City Council currently has a 9-2 Democratic majority, and a Republican has not won an at-large seat since 2009. This appears to have influenced who is running: In addition to Powell, the only other Republican is David Michael Rice, a perennial candidate who once said his goal is to be mayor of “Ricetown,” named for him.
The high interest among candidates for the at-large seats has not yet translated into challenges to incumbents in districts.
Of the five council members who represent single-member districts, only two have drawn opponents so far.
Julie Eiselt, a Democrat, is best known for starting Neighbors for a Safer Charlotte, a coalition of community leaders that lobbied for more money for the criminal justice system, in 2007.
Public safety is her top issue. But she said she also wants to focus on education and transportation.
“It’s not part of City Council, but (education) is part of our regional development,” Eiselt said. She added that if a city isn’t considered safe or doesn’t have good schools, it’s extremely difficult to attract new jobs and grow.

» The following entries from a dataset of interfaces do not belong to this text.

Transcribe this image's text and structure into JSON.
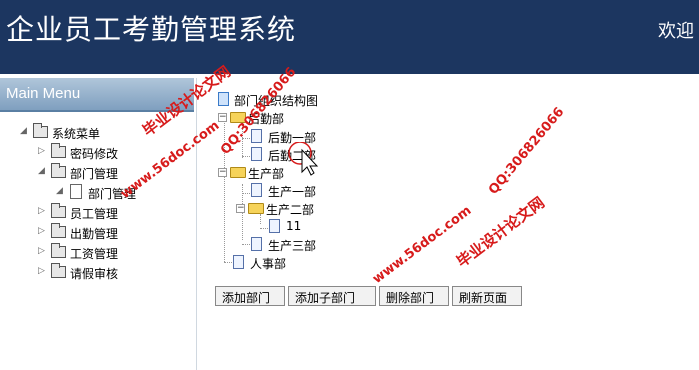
{
  "header": {
    "title": "企业员工考勤管理系统",
    "welcome": "欢迎"
  },
  "sidebar": {
    "title": "Main Menu",
    "root": "系统菜单",
    "items": [
      {
        "label": "密码修改"
      },
      {
        "label": "部门管理"
      },
      {
        "label": "部门管理"
      },
      {
        "label": "员工管理"
      },
      {
        "label": "出勤管理"
      },
      {
        "label": "工资管理"
      },
      {
        "label": "请假审核"
      }
    ]
  },
  "tree": {
    "root": "部门组织结构图",
    "nodes": [
      "后勤部",
      "后勤一部",
      "后勤二部",
      "生产部",
      "生产一部",
      "生产二部",
      "11",
      "生产三部",
      "人事部"
    ]
  },
  "buttons": {
    "add": "添加部门",
    "add_sub": "添加子部门",
    "delete": "删除部门",
    "refresh": "刷新页面"
  },
  "watermarks": {
    "text_site": "毕业设计论文网",
    "url": "www.56doc.com",
    "qq": "QQ:306826066"
  }
}
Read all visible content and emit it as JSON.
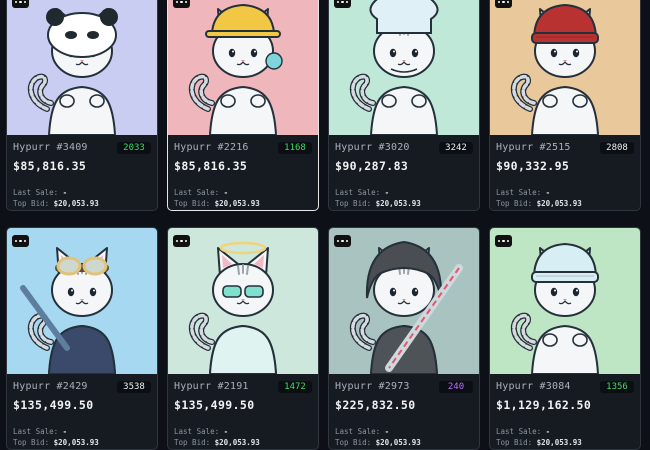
{
  "cards": [
    {
      "name": "Hypurr #3409",
      "rank": "2033",
      "rank_color": "green",
      "price": "$85,816.35",
      "last_sale_label": "Last Sale:",
      "last_sale_value": "-",
      "top_bid_label": "Top Bid:",
      "top_bid_value": "$20,053.93",
      "bg": "#c9cdf2",
      "hat": "panda",
      "hat_color": "#ffffff",
      "selected": false
    },
    {
      "name": "Hypurr #2216",
      "rank": "1168",
      "rank_color": "green",
      "price": "$85,816.35",
      "last_sale_label": "Last Sale:",
      "last_sale_value": "-",
      "top_bid_label": "Top Bid:",
      "top_bid_value": "$20,053.93",
      "bg": "#efb7bc",
      "hat": "hardhat",
      "hat_color": "#f2c744",
      "selected": true
    },
    {
      "name": "Hypurr #3020",
      "rank": "3242",
      "rank_color": "white",
      "price": "$90,287.83",
      "last_sale_label": "Last Sale:",
      "last_sale_value": "-",
      "top_bid_label": "Top Bid:",
      "top_bid_value": "$20,053.93",
      "bg": "#bfe8d9",
      "hat": "chef",
      "hat_color": "#dff0f7",
      "selected": false
    },
    {
      "name": "Hypurr #2515",
      "rank": "2808",
      "rank_color": "white",
      "price": "$90,332.95",
      "last_sale_label": "Last Sale:",
      "last_sale_value": "-",
      "top_bid_label": "Top Bid:",
      "top_bid_value": "$20,053.93",
      "bg": "#e9c99b",
      "hat": "beanie",
      "hat_color": "#b83232",
      "selected": false
    },
    {
      "name": "Hypurr #2429",
      "rank": "3538",
      "rank_color": "white",
      "price": "$135,499.50",
      "last_sale_label": "Last Sale:",
      "last_sale_value": "-",
      "top_bid_label": "Top Bid:",
      "top_bid_value": "$20,053.93",
      "bg": "#a6d8f2",
      "hat": "goggles",
      "hat_color": "#e0c27a",
      "selected": false
    },
    {
      "name": "Hypurr #2191",
      "rank": "1472",
      "rank_color": "green",
      "price": "$135,499.50",
      "last_sale_label": "Last Sale:",
      "last_sale_value": "-",
      "top_bid_label": "Top Bid:",
      "top_bid_value": "$20,053.93",
      "bg": "#cde7dc",
      "hat": "halo",
      "hat_color": "#f0d477",
      "selected": false
    },
    {
      "name": "Hypurr #2973",
      "rank": "240",
      "rank_color": "purple",
      "price": "$225,832.50",
      "last_sale_label": "Last Sale:",
      "last_sale_value": "-",
      "top_bid_label": "Top Bid:",
      "top_bid_value": "$20,053.93",
      "bg": "#a9c3c0",
      "hat": "hood",
      "hat_color": "#4a4e52",
      "selected": false
    },
    {
      "name": "Hypurr #3084",
      "rank": "1356",
      "rank_color": "green",
      "price": "$1,129,162.50",
      "last_sale_label": "Last Sale:",
      "last_sale_value": "-",
      "top_bid_label": "Top Bid:",
      "top_bid_value": "$20,053.93",
      "bg": "#bfe6c4",
      "hat": "beanie",
      "hat_color": "#d8eef5",
      "selected": false
    }
  ]
}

Bruce Clark used to work as a campaign consultant but is now a first-time candidate. He helped managed President Barack Obama’s Charlotte campaign in 2009, along with Anthony Foxx’s successful 2009 mayoral campaign.
He now works for a technology start-up.

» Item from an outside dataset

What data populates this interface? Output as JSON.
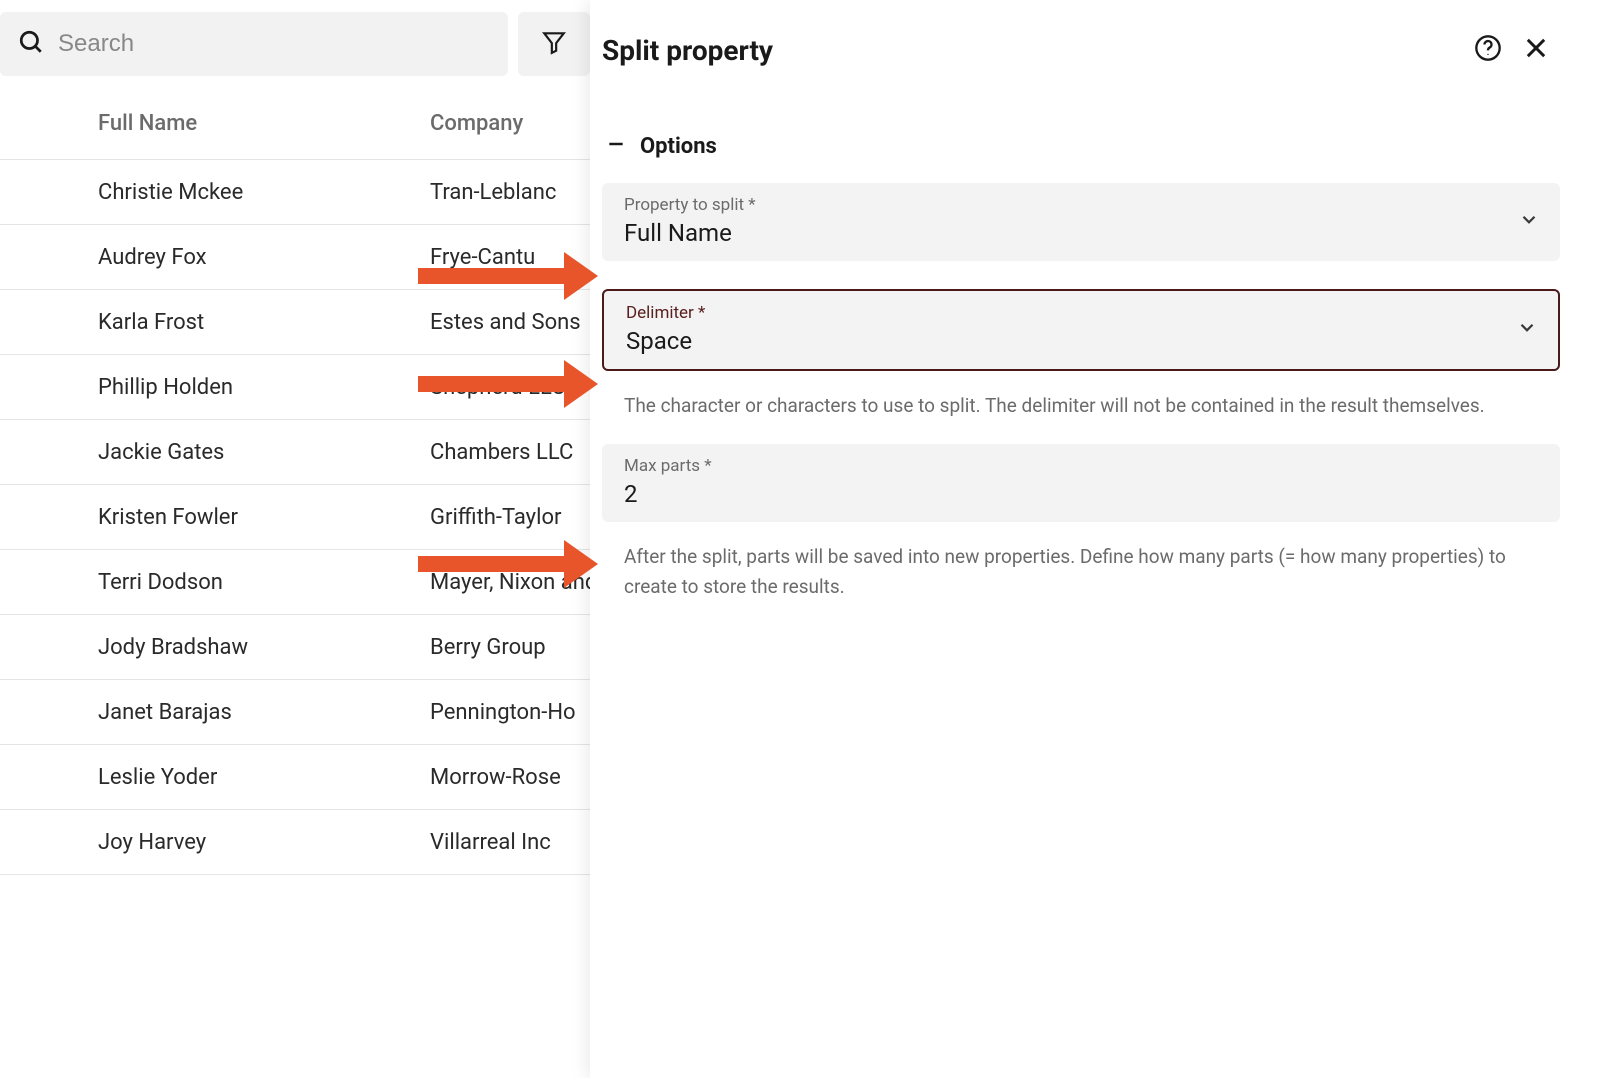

Clark said one of the most critical issues is economic mobility. He cites a recent study that placed Charlotte last among large U.S. metropolitan areas in terms of economic mobility.
Mo Idlibby, an attorney who specializes in immigration cases, is another Democrat in the field.
“I do pro bono work, but it’s time to give back on a larger scale,” he said.
He said the city isn’t focusing on important issues such as domestic violence. And he said the City Council should have passed changes to its nondiscrimination ordinance to protect gay, lesbian and transgender residents.
“I have always been an ally (of the LGBT community) but more than an ally,” he said. “This is a principled matter for me. It doesn’t matter if it’s based on race, religion or national origin. Everyone deserves equal rights.”
Sean Gautam, a financial adviser, said he is running for the first time because there is “a huge disconnect between the people and what happens at City Council.”
He said the city has had too many projects fail, such as a movie studio planned for Eastland Mall and an amateur sports complex at nearby Bojangles’ Coliseum.
“We need a long-term vision for the city and a long-term financial plan,” he said.
Darrell Bonapart, another Democrat, has run for City Council before, including an attempt for the east Charlotte District 5 seat in 2011. A military veteran, he has been an activist for east Charlotte.
Candidates with experience
Lyles, a former assistant city manager in Charlotte, was elected to an at-large seat two years ago in her first attempt at elected office. She has sometimes been a swing vote on City Council and has tried to be a consensus builder.
Fallon is seeking her third term as an at-large member. She is one of the more conservative Democrats on the council, and she recently voted against City Manager Ron Carlee’s budget for this fiscal year. She has criticized the city’s plans to use general fund dollars on a streetcar.
Maddalon, who owns the Morehead Inn, said poverty and economic mobility are critical issues for the city.
“It will require some courageous and fearless leadership,” he said. “I will fight and take a punch.”
He said his experience as a small-business owner “making hundreds of payrolls” gives him unique experience for the job.
Mitchell, who works at Barton Milo Construction, has been away from City Council for two years, after he lost to Cannon in the 2013 Democratic mayoral primary.
He had previously served District 2. In his last stint on council, he helped lead the city’s effort to fund renovations to Bank of America Stadium.